Mozart: naughty or nice?

From what we are told about Wolfgang, I don’t expect that Santa was a regular visitor at the Mozart household.

The popular view, reinforced by the movie Amadeus, is of an impetuous child and a rebellious adult who often lost favour with his patrons.  More recently this has been re-examined as genius myth and its also been suggested that his reported behaviour may be evidence of Tourettes or other behavioural disorders.  Either way, perhaps we should be more charitable to his memory – and musical genius he certainly was.

Whatever the reality, we do know that Mozart was struggling with alternate visions of the afterlife in the final days leading up to his death as he wrote the Requiem Mass.

In the Confutatis (which we rehearsed this week) Mozart paints his contrasting pictures of Heaven and Hell.


The furious canon of Tenors and Basses shows just how bad it can get

Confutatis maledictis, flammis acribus addictis,
the accused are confounded, and doomed to flames of woe,


In reply, the ever angelic Sopranos and Altos plead for a cherubic heaven

voca me cum benedictus.
call me among the blessed.


And we all join Mozart’s final prayer for salvation

I kneel with submissive heart,
my contrition is like ashes,
help me in my final condition.

The Confutatis is believed to be the last full number which Mozart penned before his death (There is no evidence he got beyond the opening bars of the Lacrimosa).

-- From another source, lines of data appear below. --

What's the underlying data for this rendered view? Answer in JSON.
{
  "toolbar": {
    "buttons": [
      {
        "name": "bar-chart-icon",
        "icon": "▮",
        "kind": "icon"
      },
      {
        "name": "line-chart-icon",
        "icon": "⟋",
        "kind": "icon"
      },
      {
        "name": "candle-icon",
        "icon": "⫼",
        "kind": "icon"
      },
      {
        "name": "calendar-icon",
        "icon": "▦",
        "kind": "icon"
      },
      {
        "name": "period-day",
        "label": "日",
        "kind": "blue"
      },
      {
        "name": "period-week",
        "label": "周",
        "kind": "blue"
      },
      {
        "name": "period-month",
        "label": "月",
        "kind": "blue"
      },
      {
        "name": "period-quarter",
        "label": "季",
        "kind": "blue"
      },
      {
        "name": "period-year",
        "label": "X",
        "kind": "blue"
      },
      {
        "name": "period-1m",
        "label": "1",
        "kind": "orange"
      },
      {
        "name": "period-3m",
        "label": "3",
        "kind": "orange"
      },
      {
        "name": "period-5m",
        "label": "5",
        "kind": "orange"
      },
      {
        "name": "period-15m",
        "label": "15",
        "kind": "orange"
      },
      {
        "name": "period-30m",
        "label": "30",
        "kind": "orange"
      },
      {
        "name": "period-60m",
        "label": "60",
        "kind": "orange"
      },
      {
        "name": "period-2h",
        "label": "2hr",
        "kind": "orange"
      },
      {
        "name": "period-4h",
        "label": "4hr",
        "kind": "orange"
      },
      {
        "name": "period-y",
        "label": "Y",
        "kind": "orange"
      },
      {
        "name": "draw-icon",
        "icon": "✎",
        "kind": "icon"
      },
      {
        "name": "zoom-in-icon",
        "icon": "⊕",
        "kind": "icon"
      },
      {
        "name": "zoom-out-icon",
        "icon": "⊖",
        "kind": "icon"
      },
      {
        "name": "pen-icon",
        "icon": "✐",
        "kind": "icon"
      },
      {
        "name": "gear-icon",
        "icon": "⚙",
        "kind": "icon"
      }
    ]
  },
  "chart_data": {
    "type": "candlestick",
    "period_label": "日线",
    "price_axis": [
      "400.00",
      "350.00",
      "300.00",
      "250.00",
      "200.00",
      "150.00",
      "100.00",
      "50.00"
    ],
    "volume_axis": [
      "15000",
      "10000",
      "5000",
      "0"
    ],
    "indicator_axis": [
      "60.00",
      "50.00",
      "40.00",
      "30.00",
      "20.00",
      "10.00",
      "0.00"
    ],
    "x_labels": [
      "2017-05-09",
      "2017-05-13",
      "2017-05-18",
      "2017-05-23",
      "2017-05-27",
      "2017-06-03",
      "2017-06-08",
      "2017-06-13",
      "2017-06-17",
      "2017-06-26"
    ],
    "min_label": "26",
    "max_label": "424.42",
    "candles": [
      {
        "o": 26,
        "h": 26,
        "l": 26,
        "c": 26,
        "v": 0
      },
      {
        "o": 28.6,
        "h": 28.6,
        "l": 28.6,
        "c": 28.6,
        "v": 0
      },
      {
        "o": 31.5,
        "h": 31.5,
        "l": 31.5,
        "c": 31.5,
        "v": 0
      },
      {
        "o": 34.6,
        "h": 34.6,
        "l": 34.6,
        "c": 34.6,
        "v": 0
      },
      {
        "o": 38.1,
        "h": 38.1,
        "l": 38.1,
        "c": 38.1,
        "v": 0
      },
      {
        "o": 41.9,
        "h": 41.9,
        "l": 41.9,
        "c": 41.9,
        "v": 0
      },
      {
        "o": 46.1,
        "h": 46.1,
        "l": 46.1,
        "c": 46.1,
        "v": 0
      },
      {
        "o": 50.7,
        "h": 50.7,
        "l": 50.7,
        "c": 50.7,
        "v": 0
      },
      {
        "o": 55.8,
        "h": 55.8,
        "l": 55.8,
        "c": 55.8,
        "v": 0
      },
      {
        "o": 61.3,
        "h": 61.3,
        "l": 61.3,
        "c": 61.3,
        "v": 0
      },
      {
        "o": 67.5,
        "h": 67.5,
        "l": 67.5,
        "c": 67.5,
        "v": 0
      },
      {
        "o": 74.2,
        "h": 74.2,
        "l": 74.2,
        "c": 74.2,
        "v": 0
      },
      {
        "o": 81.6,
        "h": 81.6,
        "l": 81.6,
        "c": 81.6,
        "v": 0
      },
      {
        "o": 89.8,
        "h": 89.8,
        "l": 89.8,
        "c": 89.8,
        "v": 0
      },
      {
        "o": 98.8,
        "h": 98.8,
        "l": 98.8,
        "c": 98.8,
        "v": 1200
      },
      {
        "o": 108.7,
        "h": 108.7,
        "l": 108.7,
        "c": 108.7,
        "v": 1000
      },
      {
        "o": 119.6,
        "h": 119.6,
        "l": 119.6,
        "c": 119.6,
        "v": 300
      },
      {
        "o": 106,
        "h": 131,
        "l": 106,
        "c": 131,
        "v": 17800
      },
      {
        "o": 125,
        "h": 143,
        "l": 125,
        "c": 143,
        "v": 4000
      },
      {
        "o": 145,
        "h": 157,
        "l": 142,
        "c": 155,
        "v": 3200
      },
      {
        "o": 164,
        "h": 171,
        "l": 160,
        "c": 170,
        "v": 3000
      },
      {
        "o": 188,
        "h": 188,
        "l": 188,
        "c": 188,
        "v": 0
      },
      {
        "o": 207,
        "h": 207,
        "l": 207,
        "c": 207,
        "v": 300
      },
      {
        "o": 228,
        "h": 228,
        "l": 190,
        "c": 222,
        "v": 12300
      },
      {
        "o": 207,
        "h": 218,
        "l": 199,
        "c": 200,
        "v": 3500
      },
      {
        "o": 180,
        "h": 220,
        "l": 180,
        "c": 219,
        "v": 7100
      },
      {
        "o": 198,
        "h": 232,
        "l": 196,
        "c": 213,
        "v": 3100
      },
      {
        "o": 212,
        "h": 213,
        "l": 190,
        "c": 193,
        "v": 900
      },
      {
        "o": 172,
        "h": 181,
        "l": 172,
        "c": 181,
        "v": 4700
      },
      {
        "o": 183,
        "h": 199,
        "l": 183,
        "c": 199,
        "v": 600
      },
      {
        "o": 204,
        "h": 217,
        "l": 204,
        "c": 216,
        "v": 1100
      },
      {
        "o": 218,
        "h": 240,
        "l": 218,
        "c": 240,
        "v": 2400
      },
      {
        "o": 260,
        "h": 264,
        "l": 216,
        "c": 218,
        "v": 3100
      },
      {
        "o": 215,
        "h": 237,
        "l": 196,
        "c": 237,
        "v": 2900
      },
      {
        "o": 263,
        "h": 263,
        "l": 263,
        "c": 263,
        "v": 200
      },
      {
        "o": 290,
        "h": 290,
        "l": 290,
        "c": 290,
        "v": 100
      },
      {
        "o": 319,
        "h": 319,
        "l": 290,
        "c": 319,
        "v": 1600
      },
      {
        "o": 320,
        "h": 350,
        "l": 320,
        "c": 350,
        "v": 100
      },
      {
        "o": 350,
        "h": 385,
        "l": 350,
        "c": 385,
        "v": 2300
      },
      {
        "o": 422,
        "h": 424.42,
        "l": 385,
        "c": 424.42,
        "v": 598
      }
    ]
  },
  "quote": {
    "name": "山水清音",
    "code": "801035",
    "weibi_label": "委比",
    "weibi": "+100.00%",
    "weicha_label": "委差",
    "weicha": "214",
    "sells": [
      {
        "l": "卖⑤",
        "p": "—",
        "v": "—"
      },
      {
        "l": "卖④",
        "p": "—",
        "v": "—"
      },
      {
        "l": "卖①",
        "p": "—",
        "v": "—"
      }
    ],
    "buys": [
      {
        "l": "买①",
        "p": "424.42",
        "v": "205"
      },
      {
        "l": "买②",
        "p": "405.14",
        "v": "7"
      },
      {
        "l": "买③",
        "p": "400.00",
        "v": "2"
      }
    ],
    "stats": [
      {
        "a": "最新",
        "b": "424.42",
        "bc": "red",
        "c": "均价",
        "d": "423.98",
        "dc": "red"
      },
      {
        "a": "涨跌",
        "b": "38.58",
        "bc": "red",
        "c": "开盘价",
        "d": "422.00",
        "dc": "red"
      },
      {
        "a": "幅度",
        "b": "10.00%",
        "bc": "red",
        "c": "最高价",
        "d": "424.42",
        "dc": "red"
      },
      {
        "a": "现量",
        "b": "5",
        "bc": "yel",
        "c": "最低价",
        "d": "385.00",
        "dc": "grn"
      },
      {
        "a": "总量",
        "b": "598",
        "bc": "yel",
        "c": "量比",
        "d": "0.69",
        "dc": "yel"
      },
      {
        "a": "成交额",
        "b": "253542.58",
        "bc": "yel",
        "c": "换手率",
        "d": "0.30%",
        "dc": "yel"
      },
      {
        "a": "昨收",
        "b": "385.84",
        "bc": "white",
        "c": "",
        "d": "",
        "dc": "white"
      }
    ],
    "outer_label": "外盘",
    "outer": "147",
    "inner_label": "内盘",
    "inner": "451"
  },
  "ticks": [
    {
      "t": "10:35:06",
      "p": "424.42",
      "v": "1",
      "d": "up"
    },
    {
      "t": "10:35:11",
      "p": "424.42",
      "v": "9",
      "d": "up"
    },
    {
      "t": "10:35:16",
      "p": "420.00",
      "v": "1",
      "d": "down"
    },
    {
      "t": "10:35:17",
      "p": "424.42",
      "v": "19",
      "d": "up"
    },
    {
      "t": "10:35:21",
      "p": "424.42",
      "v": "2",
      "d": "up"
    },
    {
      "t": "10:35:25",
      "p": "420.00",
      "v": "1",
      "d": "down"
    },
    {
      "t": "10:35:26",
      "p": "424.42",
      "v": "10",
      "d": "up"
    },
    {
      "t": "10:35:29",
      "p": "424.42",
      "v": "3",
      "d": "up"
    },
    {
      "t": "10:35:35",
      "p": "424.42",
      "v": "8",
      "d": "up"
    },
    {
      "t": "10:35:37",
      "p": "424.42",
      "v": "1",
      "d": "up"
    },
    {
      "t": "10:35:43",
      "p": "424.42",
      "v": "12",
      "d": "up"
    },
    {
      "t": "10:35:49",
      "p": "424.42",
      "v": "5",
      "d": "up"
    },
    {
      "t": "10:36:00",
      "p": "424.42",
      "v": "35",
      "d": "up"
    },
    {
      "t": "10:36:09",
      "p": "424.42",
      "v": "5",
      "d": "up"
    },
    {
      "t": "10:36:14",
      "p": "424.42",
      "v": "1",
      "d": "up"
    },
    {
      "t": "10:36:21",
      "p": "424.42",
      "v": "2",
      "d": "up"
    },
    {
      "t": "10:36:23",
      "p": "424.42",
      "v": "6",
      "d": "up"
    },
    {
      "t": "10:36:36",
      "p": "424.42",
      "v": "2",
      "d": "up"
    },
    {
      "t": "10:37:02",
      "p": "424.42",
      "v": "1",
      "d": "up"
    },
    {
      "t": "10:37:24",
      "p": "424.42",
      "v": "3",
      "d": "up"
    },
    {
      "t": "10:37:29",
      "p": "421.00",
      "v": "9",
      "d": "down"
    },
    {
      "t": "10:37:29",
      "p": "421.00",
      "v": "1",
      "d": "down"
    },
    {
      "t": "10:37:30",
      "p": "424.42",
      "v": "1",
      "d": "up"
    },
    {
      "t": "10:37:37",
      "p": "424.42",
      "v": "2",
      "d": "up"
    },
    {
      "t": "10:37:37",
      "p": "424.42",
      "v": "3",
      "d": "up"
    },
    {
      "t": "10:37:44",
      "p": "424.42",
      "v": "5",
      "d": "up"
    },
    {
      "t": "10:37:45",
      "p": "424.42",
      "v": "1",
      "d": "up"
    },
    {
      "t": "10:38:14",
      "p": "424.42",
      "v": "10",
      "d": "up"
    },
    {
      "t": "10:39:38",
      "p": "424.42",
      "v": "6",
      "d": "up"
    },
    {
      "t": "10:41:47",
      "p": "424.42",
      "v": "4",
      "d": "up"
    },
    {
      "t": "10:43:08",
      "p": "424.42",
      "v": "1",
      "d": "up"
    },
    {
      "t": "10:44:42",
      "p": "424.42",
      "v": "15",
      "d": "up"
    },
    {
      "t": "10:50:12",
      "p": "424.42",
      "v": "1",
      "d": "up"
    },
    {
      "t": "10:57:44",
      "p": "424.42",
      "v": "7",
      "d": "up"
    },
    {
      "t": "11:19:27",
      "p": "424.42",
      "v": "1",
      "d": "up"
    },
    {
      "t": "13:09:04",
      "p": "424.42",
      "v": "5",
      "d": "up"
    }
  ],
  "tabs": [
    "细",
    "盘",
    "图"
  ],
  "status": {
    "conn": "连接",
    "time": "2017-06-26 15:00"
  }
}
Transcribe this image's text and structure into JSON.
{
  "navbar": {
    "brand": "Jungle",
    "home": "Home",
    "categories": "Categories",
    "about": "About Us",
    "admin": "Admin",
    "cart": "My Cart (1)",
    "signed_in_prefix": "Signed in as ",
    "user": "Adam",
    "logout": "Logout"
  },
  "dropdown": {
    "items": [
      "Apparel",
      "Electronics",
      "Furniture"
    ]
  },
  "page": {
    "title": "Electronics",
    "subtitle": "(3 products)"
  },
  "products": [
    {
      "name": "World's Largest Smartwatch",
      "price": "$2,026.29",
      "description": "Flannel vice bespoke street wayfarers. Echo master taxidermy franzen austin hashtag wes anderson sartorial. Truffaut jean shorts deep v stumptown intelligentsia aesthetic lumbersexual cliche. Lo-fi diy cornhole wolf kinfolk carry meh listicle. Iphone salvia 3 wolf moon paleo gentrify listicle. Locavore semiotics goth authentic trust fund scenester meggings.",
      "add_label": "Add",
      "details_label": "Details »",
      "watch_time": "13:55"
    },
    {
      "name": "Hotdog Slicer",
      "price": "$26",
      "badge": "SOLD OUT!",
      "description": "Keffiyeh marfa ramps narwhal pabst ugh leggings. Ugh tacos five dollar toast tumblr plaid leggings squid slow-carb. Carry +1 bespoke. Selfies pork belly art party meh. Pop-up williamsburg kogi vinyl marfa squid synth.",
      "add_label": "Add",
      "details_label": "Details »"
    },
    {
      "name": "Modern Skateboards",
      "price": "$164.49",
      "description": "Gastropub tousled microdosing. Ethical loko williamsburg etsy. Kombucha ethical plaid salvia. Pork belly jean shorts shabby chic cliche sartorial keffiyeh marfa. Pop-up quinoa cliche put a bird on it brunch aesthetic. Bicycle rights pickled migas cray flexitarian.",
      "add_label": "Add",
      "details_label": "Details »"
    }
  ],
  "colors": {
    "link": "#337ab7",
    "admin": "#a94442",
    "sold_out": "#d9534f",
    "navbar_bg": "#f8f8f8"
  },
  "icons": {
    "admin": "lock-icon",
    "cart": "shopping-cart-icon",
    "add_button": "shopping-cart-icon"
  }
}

Naughty or nice? Mozart’s exceptional musical legacy lives on and seems likely to be enjoyed for an eternity.